--- RECORDS FOR THE EXERCISE ---
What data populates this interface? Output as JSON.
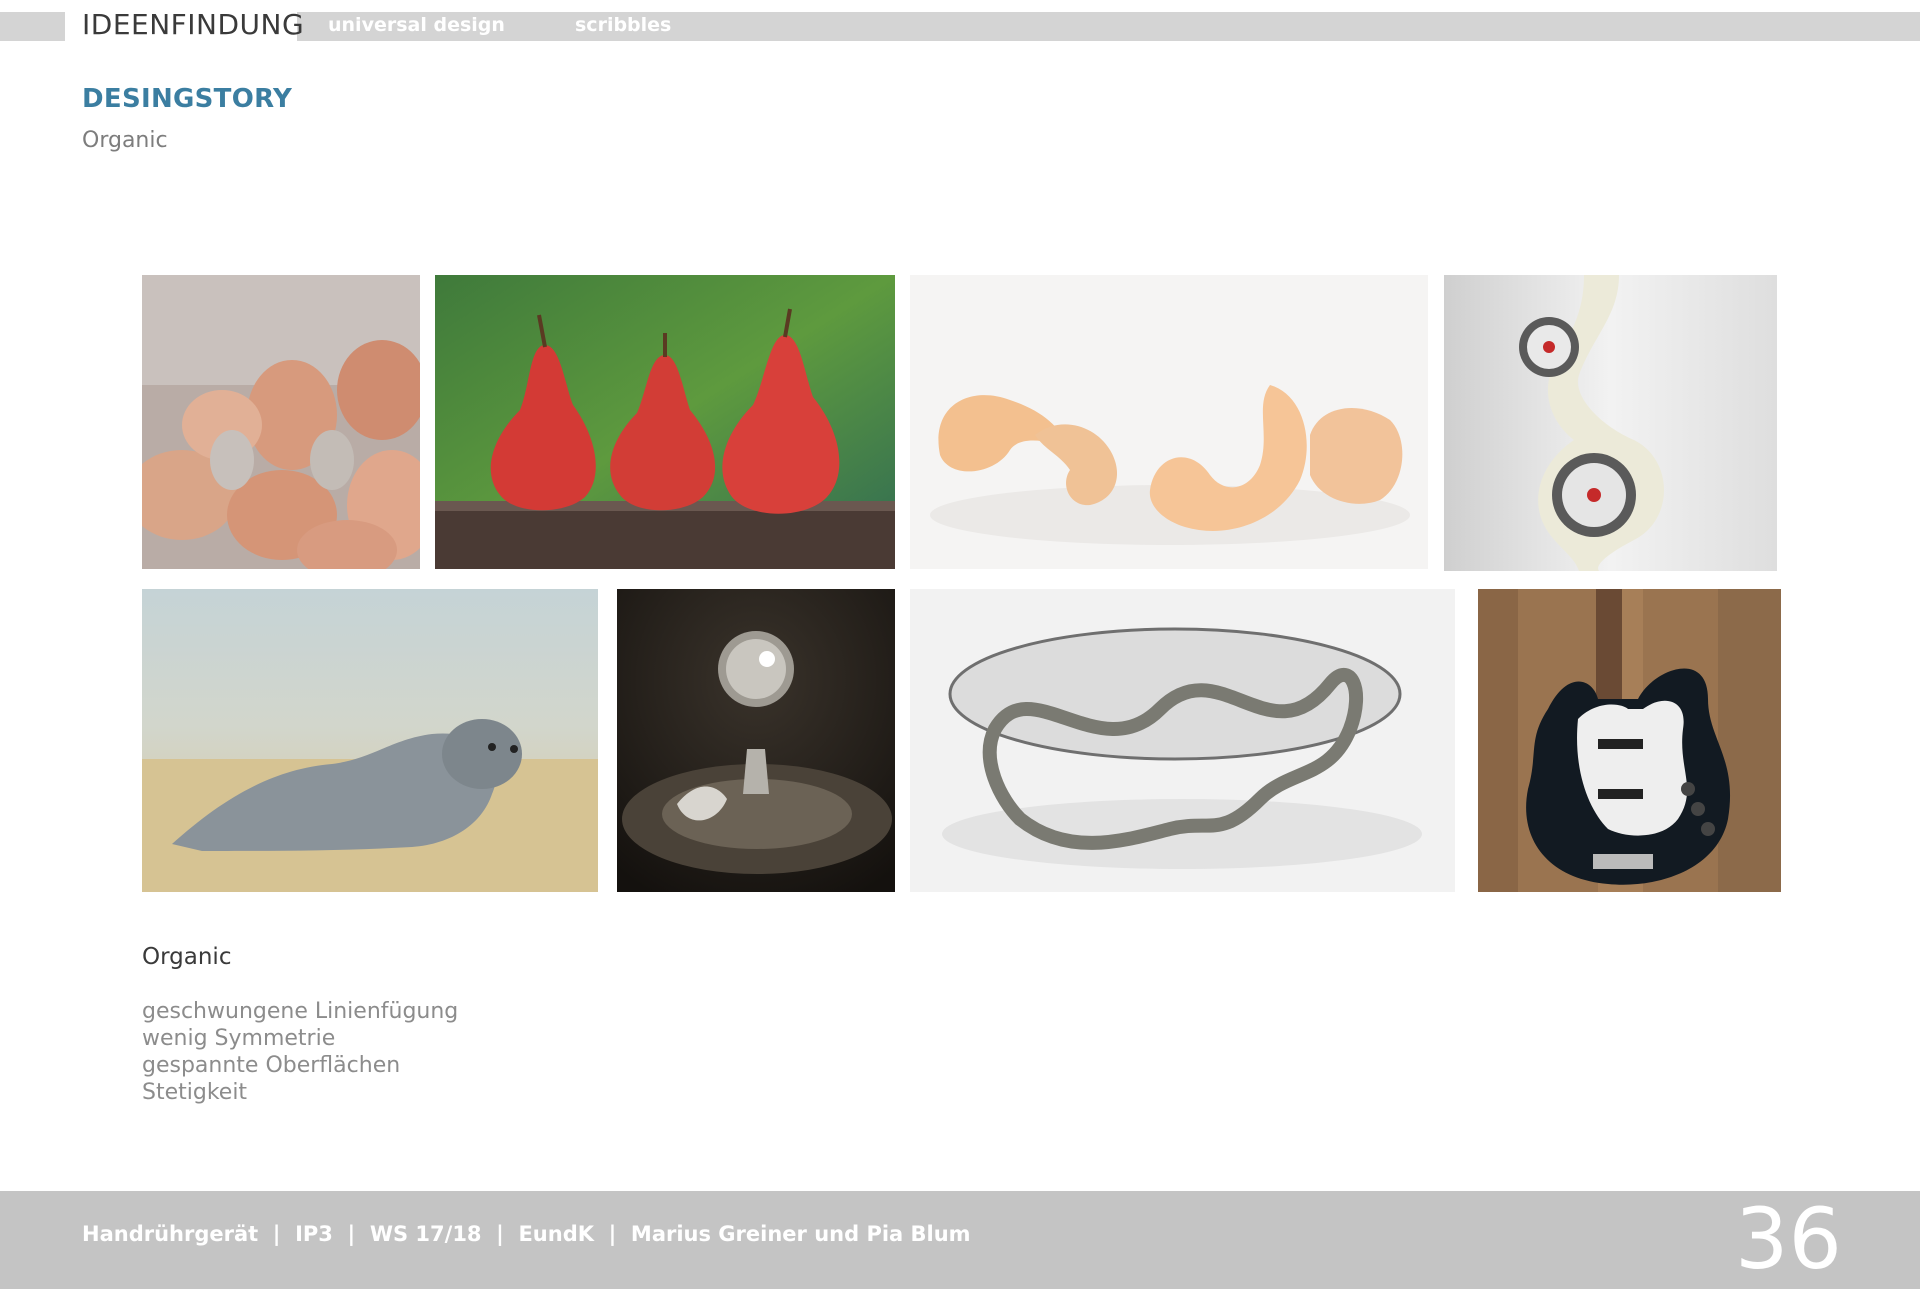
{
  "header": {
    "section": "IDEENFINDUNG",
    "tabs": [
      {
        "label": "universal design"
      },
      {
        "label": "scribbles"
      }
    ]
  },
  "title": "DESINGSTORY",
  "subtitle": "Organic",
  "description": {
    "heading": "Organic",
    "items": [
      "geschwungene Linienfügung",
      "wenig Symmetrie",
      "gespannte Oberflächen",
      "Stetigkeit"
    ]
  },
  "footer": {
    "text": "Handrührgerät  |  IP3  |  WS 17/18  |  EundK  |  Marius Greiner und Pia Blum",
    "page_number": "36"
  }
}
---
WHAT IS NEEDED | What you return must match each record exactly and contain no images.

THE ANSWER |
What data populates this interface? Output as JSON.
{
  "header": {
    "section": "IDEENFINDUNG",
    "tabs": [
      {
        "label": "universal design"
      },
      {
        "label": "scribbles"
      }
    ]
  },
  "title": "DESINGSTORY",
  "subtitle": "Organic",
  "description": {
    "heading": "Organic",
    "items": [
      "geschwungene Linienfügung",
      "wenig Symmetrie",
      "gespannte Oberflächen",
      "Stetigkeit"
    ]
  },
  "footer": {
    "text": "Handrührgerät  |  IP3  |  WS 17/18  |  EundK  |  Marius Greiner und Pia Blum",
    "page_number": "36"
  }
}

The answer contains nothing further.